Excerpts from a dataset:

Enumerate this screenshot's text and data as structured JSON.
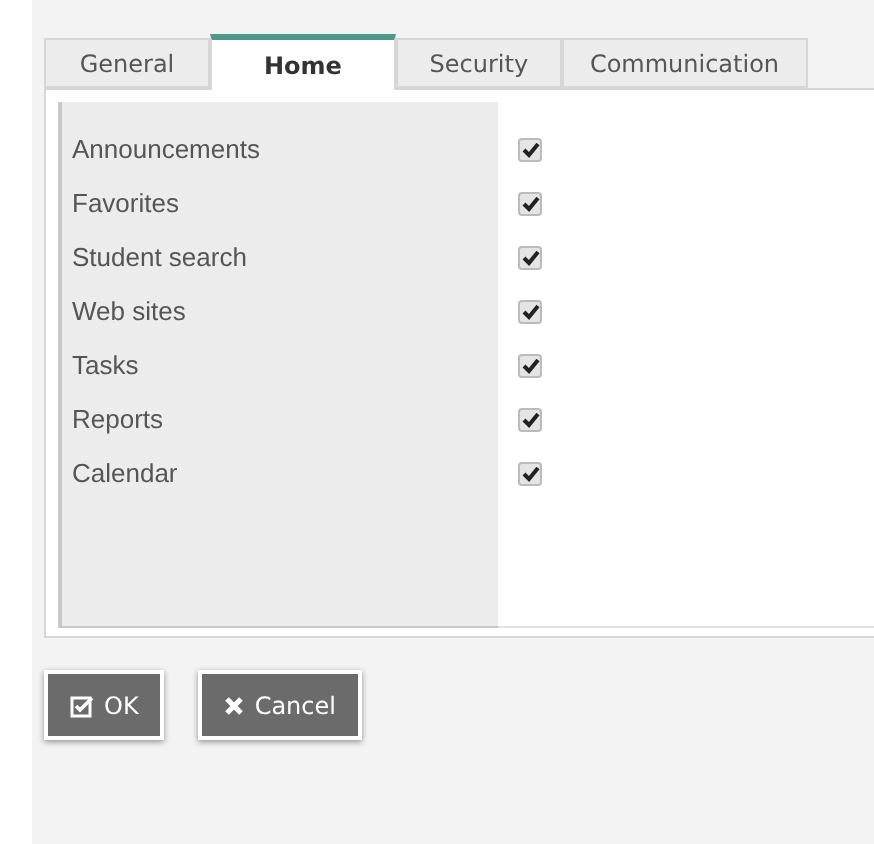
{
  "tabs": [
    {
      "label": "General",
      "selected": false
    },
    {
      "label": "Home",
      "selected": true
    },
    {
      "label": "Security",
      "selected": false
    },
    {
      "label": "Communication",
      "selected": false
    }
  ],
  "options": [
    {
      "label": "Announcements",
      "checked": true
    },
    {
      "label": "Favorites",
      "checked": true
    },
    {
      "label": "Student search",
      "checked": true
    },
    {
      "label": "Web sites",
      "checked": true
    },
    {
      "label": "Tasks",
      "checked": true
    },
    {
      "label": "Reports",
      "checked": true
    },
    {
      "label": "Calendar",
      "checked": true
    }
  ],
  "buttons": [
    {
      "kind": "ok",
      "label": "OK"
    },
    {
      "kind": "cancel",
      "label": "Cancel"
    }
  ]
}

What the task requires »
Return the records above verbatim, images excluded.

Written answer »
Enumerate this screenshot's text and data as structured JSON.
{
  "tabs": [
    {
      "label": "General",
      "selected": false
    },
    {
      "label": "Home",
      "selected": true
    },
    {
      "label": "Security",
      "selected": false
    },
    {
      "label": "Communication",
      "selected": false
    }
  ],
  "options": [
    {
      "label": "Announcements",
      "checked": true
    },
    {
      "label": "Favorites",
      "checked": true
    },
    {
      "label": "Student search",
      "checked": true
    },
    {
      "label": "Web sites",
      "checked": true
    },
    {
      "label": "Tasks",
      "checked": true
    },
    {
      "label": "Reports",
      "checked": true
    },
    {
      "label": "Calendar",
      "checked": true
    }
  ],
  "buttons": [
    {
      "kind": "ok",
      "label": "OK"
    },
    {
      "kind": "cancel",
      "label": "Cancel"
    }
  ]
}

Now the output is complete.